When we try to live out the virtue of love on our own wisdom and strength, we easily stray into sexual immorality. Our pursuit of abundant joy becomes impurity or drunkenness. We may look for peace at the bottom of a bottle. Or perhaps, we try to enforce our own version of peace in our community, creating rival factions instead. There’s no limit to the way we can become lost on our walk even with the guideposts of the rules.
A Relationship That Lasts a Lifetime
With all respect due to God’s “Law,” Paul points out to the Galatians that rules are like a prison, apart from the relationship with God by faith (Galatians 3:23). Walking in the Spirit is like being set free from prison as Nelson Mandela described his experience:
“After one has been in prison, it is the small things that one appreciates: being able to take a walk whenever one wants, going into a shop and buying a newspaper, speaking or choosing to remain silent. The simple act of being able to control one’s person.”
Therefore, as the Holy Spirit has set us free and given us life on every level, let us walk in the Spirit! As we keep in step with Him, we will experience His presence changing us, causing us to produce the fruit of the Spirit in ways that will surprise ourselves.
Yes, rules for living a good life are useful, but they are nothing compared to interacting with the Holy Spirit. Imagine that a man on his wedding day took the wisdom of 100 marriage advice books and delivered beautiful and comprehensive vows to his bride. He will break one of those vows within the first six months, if he even lasts that long!
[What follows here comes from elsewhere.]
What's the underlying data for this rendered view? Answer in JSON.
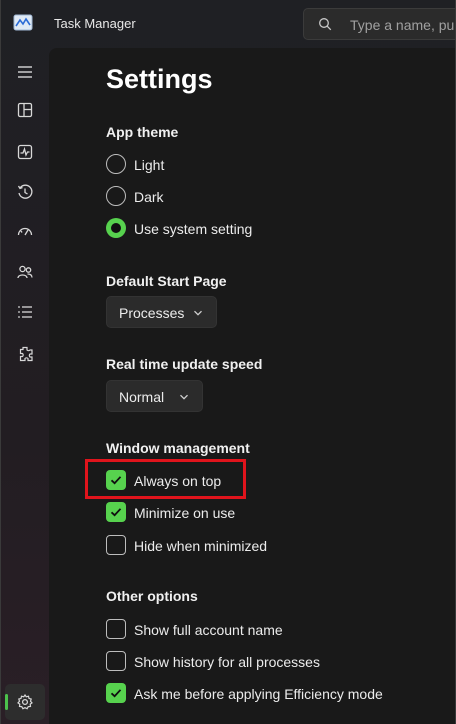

Even young husbands can tell stories about the times they thought they were following some kind of rule, only to find that he did not know his bride and failed to cherish her. It does not take a genius to point out that a marriage, a friendship, a relationship with your children, or a relationship with your parents is not about rules, even when there are rules.
Walking in the Spirit means having a relationship with the Holy Spirit. Like any relationship, that means taking time to get to know the other person—by talking to God (i.e., prayer), reading the Bible, and asking other people about their relationship with God.
Walking with the Spirit also embraces the fact that in any relationship, we will make mistakes, we may disagree with the Holy Spirit, we may try to walk a different direction. The absolute best news is that the Holy Spirit, as our loving and patient God Himself, does not abandon us when we walk the wrong paths. He walks with us, ready to redirect us and even rescue us from the dangers we encounter.
“You have to go through the falling down in order to learn to walk. It helps to know that you can survive it. That’s an education in itself.” – Carol Burnett
To understand more about the Holy Spirit and how He can empower your life, check out our sermon series, “Fully Charged.“